• [Assigned task]: Take the listing that follows and copy it precisely.

════════════════════

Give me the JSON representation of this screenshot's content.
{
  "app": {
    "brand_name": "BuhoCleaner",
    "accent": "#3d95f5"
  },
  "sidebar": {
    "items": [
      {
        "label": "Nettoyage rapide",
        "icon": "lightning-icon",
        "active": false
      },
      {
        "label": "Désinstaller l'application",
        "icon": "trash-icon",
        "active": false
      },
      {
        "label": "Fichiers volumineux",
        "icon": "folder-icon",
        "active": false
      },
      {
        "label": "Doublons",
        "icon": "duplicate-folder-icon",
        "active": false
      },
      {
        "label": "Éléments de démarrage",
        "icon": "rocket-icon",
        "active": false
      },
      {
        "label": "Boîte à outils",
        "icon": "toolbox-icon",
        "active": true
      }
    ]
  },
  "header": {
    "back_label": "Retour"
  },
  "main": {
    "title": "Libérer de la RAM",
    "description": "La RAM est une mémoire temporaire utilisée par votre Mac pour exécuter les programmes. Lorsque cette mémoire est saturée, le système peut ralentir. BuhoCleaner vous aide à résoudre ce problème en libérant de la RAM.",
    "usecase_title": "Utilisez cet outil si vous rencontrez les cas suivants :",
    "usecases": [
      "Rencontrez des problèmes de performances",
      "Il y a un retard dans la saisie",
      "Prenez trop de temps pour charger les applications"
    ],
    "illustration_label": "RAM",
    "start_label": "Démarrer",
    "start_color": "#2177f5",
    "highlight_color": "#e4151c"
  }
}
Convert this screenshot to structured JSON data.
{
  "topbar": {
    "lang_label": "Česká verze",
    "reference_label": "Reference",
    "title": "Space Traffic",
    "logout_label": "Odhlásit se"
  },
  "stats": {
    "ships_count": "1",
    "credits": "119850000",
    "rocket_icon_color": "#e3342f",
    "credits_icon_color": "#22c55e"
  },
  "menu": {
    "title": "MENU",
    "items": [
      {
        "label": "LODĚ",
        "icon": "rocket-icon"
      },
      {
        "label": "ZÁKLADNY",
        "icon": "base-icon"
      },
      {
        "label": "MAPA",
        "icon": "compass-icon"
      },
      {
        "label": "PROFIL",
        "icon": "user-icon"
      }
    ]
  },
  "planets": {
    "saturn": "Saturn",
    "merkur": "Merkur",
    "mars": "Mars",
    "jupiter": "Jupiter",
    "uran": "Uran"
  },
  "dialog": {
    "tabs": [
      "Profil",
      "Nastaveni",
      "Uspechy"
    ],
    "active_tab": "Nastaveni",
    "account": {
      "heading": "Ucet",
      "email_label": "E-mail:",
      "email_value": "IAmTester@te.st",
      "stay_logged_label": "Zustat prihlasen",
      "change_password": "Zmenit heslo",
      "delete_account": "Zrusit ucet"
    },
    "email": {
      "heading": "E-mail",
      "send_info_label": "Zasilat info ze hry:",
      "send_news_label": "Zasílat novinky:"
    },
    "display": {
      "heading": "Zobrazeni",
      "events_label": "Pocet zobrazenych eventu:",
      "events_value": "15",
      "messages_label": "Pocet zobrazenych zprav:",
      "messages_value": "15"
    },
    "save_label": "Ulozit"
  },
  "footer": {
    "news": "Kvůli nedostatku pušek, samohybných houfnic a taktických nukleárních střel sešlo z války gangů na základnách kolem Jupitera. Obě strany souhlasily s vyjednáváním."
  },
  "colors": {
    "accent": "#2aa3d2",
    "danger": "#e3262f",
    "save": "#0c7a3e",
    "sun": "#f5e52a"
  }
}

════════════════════

• [Written response]:
Give me the JSON representation of this screenshot's content.
{
  "app": {
    "brand_name": "BuhoCleaner",
    "accent": "#3d95f5"
  },
  "sidebar": {
    "items": [
      {
        "label": "Nettoyage rapide",
        "icon": "lightning-icon",
        "active": false
      },
      {
        "label": "Désinstaller l'application",
        "icon": "trash-icon",
        "active": false
      },
      {
        "label": "Fichiers volumineux",
        "icon": "folder-icon",
        "active": false
      },
      {
        "label": "Doublons",
        "icon": "duplicate-folder-icon",
        "active": false
      },
      {
        "label": "Éléments de démarrage",
        "icon": "rocket-icon",
        "active": false
      },
      {
        "label": "Boîte à outils",
        "icon": "toolbox-icon",
        "active": true
      }
    ]
  },
  "header": {
    "back_label": "Retour"
  },
  "main": {
    "title": "Libérer de la RAM",
    "description": "La RAM est une mémoire temporaire utilisée par votre Mac pour exécuter les programmes. Lorsque cette mémoire est saturée, le système peut ralentir. BuhoCleaner vous aide à résoudre ce problème en libérant de la RAM.",
    "usecase_title": "Utilisez cet outil si vous rencontrez les cas suivants :",
    "usecases": [
      "Rencontrez des problèmes de performances",
      "Il y a un retard dans la saisie",
      "Prenez trop de temps pour charger les applications"
    ],
    "illustration_label": "RAM",
    "start_label": "Démarrer",
    "start_color": "#2177f5",
    "highlight_color": "#e4151c"
  }
}
Convert this screenshot to structured JSON data.
{
  "topbar": {
    "lang_label": "Česká verze",
    "reference_label": "Reference",
    "title": "Space Traffic",
    "logout_label": "Odhlásit se"
  },
  "stats": {
    "ships_count": "1",
    "credits": "119850000",
    "rocket_icon_color": "#e3342f",
    "credits_icon_color": "#22c55e"
  },
  "menu": {
    "title": "MENU",
    "items": [
      {
        "label": "LODĚ",
        "icon": "rocket-icon"
      },
      {
        "label": "ZÁKLADNY",
        "icon": "base-icon"
      },
      {
        "label": "MAPA",
        "icon": "compass-icon"
      },
      {
        "label": "PROFIL",
        "icon": "user-icon"
      }
    ]
  },
  "planets": {
    "saturn": "Saturn",
    "merkur": "Merkur",
    "mars": "Mars",
    "jupiter": "Jupiter",
    "uran": "Uran"
  },
  "dialog": {
    "tabs": [
      "Profil",
      "Nastaveni",
      "Uspechy"
    ],
    "active_tab": "Nastaveni",
    "account": {
      "heading": "Ucet",
      "email_label": "E-mail:",
      "email_value": "IAmTester@te.st",
      "stay_logged_label": "Zustat prihlasen",
      "change_password": "Zmenit heslo",
      "delete_account": "Zrusit ucet"
    },
    "email": {
      "heading": "E-mail",
      "send_info_label": "Zasilat info ze hry:",
      "send_news_label": "Zasílat novinky:"
    },
    "display": {
      "heading": "Zobrazeni",
      "events_label": "Pocet zobrazenych eventu:",
      "events_value": "15",
      "messages_label": "Pocet zobrazenych zprav:",
      "messages_value": "15"
    },
    "save_label": "Ulozit"
  },
  "footer": {
    "news": "Kvůli nedostatku pušek, samohybných houfnic a taktických nukleárních střel sešlo z války gangů na základnách kolem Jupitera. Obě strany souhlasily s vyjednáváním."
  },
  "colors": {
    "accent": "#2aa3d2",
    "danger": "#e3262f",
    "save": "#0c7a3e",
    "sun": "#f5e52a"
  }
}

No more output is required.